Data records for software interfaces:
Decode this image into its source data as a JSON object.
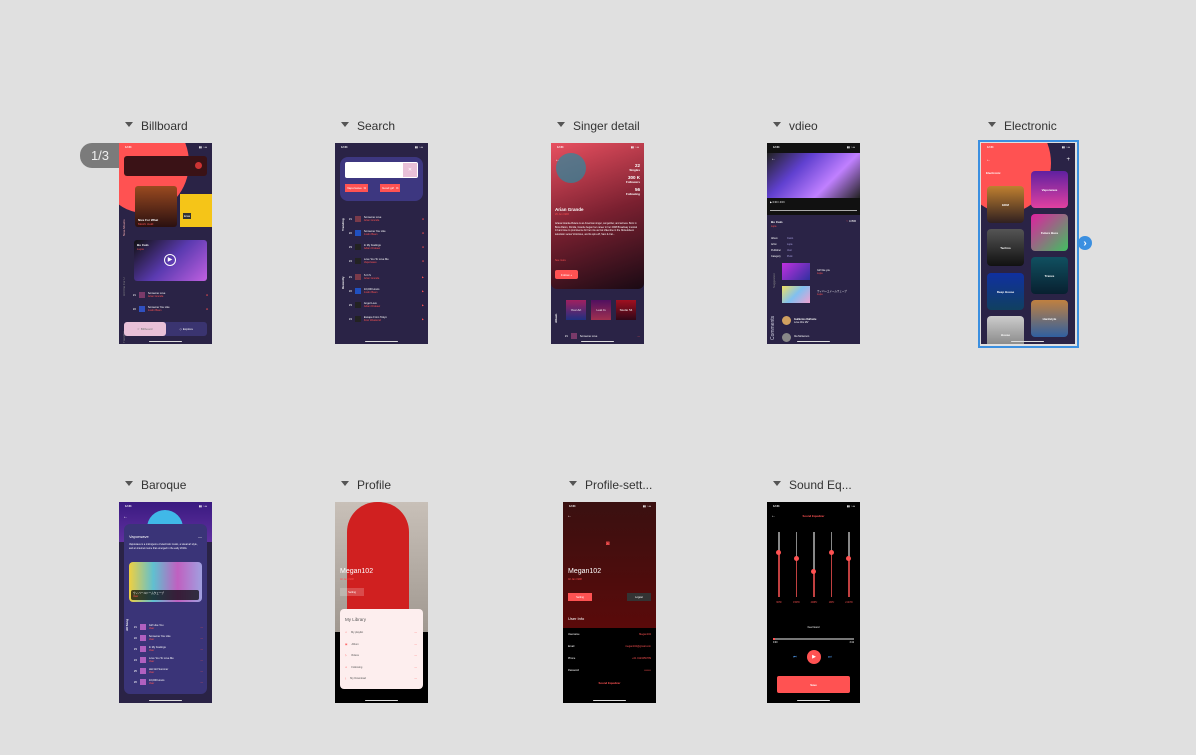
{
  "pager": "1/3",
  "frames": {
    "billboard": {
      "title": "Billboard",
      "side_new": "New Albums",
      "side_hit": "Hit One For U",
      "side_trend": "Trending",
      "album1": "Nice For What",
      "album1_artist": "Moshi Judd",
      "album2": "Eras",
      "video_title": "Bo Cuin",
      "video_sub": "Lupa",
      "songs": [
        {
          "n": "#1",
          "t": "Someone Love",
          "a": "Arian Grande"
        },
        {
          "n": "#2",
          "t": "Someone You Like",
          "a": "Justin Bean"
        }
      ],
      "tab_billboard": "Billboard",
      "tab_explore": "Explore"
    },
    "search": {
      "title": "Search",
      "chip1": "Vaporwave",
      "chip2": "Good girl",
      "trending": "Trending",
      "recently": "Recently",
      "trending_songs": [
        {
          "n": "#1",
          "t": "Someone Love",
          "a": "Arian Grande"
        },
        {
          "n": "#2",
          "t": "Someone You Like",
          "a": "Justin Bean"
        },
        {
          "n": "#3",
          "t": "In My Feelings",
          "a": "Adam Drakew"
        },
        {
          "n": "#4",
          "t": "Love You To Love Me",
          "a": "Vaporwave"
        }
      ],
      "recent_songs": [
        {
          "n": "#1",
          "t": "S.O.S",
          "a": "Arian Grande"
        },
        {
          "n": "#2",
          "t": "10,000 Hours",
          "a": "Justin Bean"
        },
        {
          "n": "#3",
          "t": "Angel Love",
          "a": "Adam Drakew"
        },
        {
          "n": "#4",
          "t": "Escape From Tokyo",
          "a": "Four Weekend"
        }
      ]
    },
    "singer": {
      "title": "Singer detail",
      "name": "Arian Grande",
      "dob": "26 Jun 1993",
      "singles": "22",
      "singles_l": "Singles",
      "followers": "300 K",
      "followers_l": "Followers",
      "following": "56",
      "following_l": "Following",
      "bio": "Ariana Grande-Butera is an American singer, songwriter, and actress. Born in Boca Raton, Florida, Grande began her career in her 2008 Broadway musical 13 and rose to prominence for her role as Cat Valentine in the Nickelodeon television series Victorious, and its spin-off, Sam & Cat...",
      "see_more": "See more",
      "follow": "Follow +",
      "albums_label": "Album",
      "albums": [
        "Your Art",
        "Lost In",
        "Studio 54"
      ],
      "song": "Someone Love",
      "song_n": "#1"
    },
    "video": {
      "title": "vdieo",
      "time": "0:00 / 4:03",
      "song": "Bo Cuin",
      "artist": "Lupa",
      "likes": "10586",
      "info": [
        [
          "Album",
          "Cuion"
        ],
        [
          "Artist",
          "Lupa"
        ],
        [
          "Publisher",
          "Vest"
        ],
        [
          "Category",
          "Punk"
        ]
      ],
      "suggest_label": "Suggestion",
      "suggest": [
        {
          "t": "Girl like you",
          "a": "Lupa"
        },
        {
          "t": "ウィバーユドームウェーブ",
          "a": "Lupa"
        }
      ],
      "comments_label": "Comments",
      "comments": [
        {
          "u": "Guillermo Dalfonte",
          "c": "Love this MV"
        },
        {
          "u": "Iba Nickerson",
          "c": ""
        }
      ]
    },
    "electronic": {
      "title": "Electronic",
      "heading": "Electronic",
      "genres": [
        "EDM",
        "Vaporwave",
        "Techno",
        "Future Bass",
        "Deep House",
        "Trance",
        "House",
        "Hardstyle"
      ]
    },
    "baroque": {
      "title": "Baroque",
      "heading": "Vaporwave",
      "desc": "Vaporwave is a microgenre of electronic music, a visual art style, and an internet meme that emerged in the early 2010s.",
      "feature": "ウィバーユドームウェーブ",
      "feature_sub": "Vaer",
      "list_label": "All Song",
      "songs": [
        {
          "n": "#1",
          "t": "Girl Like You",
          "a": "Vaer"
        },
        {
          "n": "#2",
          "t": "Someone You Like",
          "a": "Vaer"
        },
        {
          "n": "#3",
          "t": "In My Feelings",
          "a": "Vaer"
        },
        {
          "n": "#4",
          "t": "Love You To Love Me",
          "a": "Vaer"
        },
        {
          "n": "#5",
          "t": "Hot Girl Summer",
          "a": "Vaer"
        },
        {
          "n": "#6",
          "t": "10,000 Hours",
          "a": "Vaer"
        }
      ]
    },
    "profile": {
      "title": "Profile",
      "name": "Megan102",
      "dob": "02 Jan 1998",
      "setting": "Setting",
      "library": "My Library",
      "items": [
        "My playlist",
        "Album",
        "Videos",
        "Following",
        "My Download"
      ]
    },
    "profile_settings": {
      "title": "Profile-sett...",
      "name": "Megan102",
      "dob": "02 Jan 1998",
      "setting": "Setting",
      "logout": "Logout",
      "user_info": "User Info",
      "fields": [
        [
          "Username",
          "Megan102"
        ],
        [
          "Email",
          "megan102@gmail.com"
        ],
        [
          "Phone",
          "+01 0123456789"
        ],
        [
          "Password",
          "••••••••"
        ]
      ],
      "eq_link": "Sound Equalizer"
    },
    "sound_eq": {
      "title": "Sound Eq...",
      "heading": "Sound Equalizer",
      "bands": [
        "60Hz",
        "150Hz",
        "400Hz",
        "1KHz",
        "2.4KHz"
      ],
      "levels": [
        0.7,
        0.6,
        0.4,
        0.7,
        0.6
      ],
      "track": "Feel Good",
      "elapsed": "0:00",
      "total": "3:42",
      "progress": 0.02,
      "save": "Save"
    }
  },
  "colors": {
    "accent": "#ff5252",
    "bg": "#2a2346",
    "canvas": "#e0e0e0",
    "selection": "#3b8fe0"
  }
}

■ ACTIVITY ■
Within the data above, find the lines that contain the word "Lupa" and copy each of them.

■ WORKED SOLUTION ■
      "video_sub": "Lupa",
      "artist": "Lupa",
          "Lupa"
          "a": "Lupa"
          "a": "Lupa"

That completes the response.